Raising and Training Your Border Terrier
Written by: Annette Neff
Border Terriers were bred to hunt vermin, such as rats and fox. It is best that they be brought up with such pets as cats and rabbits. Borders need to be taught how to interact with these pets. Some Borders are reliable with their own household pets, but lethal with outside ones. Because terriers love to dig, they should be provided with a digging area. You can increase the area’s attractiveness by hiding toys and treats there. Don’t allow them to dig in other places.
Borders can be very energetic and playful, especially as puppies. They love to dart and race around, especially under furniture. This can become a hassle in the house. So, encourage this type of activity out of doors only. Give them things to crawl into and upon in your yard. Also provide your new puppy with interesting and safe toys. These include nylon bones, commercially sterilized bones and durable rubber or vinyl toys.
Supervise your puppy when playing with toys that have squeakers, or parts that can be torn off and swallowed. Do not give your puppy rawhides, pig ears, or cow hoofs to chew. These toys have caused injury and even death to some Borders.
Border Terriers will demonstrate affection, understanding, or even humor, by leaping up and giving a quick, gentle nip on the arm or wrist. Though well meant, this behavior could scare a child. Also, when a child dashes by, Borders may take a quick grab at the arm, out of excitement. Children must be taught how to appropriately play and give attention and affection to a dog, and Borders needs to be taught not to leap and nip out of excitement.
You’ll have to teach your Border not to bite. Many puppies are mouthy and Borders are no exception. In fact, they are the rule. They mouth, nip, and lick. Mouthing and nipping should never be tolerated. Licking is desirable to some people. You can teach your puppy not to mouth you by closing your hand around its lower jaw and pressing on the tongue. At the same time, say firmly, “NO BITE!” Then say, “Be soft" and "Good puppy.”

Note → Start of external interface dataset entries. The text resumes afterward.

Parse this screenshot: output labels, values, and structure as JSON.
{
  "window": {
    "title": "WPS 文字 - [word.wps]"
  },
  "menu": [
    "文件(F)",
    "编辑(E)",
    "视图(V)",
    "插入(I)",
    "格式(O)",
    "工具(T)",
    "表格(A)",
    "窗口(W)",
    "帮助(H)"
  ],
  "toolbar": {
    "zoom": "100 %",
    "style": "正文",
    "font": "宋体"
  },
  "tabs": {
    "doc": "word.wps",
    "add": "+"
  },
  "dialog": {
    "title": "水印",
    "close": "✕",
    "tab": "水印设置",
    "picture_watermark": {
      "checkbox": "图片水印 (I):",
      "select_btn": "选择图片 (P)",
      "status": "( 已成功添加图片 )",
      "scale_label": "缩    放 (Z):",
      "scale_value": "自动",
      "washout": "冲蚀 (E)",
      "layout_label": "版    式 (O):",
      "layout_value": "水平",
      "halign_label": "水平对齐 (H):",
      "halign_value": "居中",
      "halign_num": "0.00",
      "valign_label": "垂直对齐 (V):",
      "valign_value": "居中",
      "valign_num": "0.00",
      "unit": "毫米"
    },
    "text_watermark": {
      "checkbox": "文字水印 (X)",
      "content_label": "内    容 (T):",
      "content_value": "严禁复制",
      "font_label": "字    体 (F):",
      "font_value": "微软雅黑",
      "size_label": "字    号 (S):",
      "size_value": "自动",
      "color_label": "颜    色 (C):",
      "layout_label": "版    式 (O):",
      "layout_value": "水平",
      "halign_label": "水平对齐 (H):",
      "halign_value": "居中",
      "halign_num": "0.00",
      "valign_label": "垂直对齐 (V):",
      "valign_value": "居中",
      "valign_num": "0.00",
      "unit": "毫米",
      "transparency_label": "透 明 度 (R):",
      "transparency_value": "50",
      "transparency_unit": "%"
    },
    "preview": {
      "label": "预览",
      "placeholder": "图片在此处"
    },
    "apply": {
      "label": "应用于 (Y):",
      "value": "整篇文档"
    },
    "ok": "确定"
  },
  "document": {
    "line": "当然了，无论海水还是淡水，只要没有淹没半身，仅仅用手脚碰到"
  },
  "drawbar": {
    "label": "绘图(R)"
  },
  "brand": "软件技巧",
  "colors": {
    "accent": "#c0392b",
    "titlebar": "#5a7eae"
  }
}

Correct your puppy every time it put its mouth on any body parts. If the dog is not mouthing, but nipping or tearing at clothing, you can clap your hands and say firmly, “No Bite, leave it!” If this doesn’t work, use a spray bottle or shaker can instead of clapping your hands in conjunction with a verbal correction.
Don’t allow growling. If your puppy growls at you, raise it up to your face and look at it squarely. Tell it, “No growling” firmly. Then, draw the puppy close to you and say, “Be soft” and “Good puppy”. If it continues to growl at any point, repeat the above or put the pup on its back and close your hand loosely around its throat and say “No!” Follow that up with, “Be soft.... good puppy” and rub its belly. Do not use a scruff shake correction.
Do not allow any member of the household to play contact games (like wrestling) or tug-of-war. These games encourage aggression. Let the pup be aggressive only with things, i.e. shaking up a rope toy. Teach your puppy to chase and fetch toys. Play hide 'n seek. Teach your puppy tricks. These are all positive outlets for energy. Your pet needs a moderate amount of exercise.
Teach all children, especially young ones, how to pet, play, and interact with the puppy. Many young children are exuberant with puppies. Therefore, they stimulate the puppy and may make it very active. Teach your child not to squeal and run from the pup, as it is apt to chase the child and nip. Children should throw toys for the pup and sit quietly on the floor to pet the puppy.
Some young children want to carry a new puppy around, like a toy. Borders are notorious for leaping out of the arms of both adults and children. Borders are very small puppies and because of this, they are fragile. They shouldn’t be dropped, stepped on, or fallen over because they will get hurt. Additionally, don’t allow your pup to jump up or down from furniture.
Cars will kill them. Keep your Border Terrier on a leash.